I also think everyone should read this book before choosing a life partner. Listen to these wise words at the end of the novel. 
They spoke very little of their mutual feeling; pretty phrases and warm expressions being probably un- necessary between such tried friends. Theirs was that substantial affection which arises (if any arises at all) when the two who are thrown together begin first by knowing the rougher sides of each other's character, and not the best till further on, the romance growing up in the interstices of a mass of hard prosaic reality. This good-fellowship — CAMARADERIE — usually occurring through similarity of pursuits, is unfortunately seldom superadded to love between the sexes, because men and women associate, not in their labours, but in their pleasures merely. Where, however, happy circumstance permits its development, the compounded feeling proves itself to be the only love which is strong as death — that love which many waters cannot quench, nor the floods drown, beside which the passion usually called by the name is evanescent as steam.'

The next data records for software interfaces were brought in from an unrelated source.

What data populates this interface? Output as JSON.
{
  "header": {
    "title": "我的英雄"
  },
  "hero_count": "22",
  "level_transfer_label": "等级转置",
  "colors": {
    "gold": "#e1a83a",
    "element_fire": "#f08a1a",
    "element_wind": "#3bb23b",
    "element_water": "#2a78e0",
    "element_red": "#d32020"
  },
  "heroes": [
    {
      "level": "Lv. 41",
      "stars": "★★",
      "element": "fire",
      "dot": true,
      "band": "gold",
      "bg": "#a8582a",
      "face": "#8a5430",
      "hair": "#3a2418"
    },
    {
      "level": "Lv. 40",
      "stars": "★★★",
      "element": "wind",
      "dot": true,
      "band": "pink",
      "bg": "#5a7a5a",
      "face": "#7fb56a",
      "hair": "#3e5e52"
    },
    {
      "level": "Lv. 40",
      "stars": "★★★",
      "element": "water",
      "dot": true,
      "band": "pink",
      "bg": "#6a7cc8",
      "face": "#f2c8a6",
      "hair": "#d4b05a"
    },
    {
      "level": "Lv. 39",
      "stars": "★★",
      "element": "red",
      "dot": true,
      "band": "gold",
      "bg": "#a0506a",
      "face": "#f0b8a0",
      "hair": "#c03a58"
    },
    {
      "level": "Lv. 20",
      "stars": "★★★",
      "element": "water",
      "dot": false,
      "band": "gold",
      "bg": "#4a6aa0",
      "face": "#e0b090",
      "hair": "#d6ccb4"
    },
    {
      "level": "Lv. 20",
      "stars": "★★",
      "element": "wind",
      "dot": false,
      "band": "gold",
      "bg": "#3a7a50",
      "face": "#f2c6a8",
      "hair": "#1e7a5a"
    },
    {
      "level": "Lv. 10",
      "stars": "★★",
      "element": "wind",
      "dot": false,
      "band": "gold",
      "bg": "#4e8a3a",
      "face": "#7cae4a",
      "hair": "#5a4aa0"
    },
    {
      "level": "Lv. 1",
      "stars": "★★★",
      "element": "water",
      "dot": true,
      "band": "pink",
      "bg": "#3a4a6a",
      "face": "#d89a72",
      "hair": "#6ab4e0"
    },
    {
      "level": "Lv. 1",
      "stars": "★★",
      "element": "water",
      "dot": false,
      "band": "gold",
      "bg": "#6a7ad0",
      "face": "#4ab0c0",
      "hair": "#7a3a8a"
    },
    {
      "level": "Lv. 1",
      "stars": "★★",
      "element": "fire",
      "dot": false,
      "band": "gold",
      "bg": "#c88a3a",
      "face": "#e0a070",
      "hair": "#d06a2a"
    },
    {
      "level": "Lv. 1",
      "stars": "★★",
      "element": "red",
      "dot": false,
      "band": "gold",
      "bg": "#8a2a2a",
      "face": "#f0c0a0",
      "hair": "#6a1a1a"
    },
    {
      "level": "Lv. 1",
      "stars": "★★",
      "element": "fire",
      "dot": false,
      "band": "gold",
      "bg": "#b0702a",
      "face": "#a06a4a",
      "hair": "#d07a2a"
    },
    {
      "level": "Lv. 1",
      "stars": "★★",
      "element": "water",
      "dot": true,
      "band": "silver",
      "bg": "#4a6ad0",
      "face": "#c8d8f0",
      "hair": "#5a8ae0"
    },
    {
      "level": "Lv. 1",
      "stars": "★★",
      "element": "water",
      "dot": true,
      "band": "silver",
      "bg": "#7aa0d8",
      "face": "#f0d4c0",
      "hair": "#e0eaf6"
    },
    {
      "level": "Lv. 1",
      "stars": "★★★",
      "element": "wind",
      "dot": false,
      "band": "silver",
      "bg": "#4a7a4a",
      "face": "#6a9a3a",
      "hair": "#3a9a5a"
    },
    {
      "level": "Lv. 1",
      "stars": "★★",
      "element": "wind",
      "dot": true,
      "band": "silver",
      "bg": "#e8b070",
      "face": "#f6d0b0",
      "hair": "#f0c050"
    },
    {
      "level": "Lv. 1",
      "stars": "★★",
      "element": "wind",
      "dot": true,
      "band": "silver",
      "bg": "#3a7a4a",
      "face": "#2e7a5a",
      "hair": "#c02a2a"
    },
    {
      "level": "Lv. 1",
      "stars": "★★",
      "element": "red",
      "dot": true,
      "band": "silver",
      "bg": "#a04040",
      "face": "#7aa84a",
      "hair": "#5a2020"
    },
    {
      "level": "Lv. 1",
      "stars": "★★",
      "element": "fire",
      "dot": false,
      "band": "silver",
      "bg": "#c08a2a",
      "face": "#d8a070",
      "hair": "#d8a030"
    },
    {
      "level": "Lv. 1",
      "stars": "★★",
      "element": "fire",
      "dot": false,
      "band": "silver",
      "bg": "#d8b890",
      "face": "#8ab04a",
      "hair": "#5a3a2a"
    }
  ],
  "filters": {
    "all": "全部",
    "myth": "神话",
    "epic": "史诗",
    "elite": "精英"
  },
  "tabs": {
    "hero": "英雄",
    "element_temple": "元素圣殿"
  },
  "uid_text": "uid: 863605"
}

 Hoping I can persuade my daughter to read it so that she's not taken in by some Troylike flashy scoundrel in a red jacket showing off his fancy sword work. Or its modern equivalent.

So in September for the Year in Books, I won't be too ambitious. I will finish 'The Goldfinch' along with a couple of non-fiction library loans pictured below. Joining again with Laura at Circle of Pine Trees.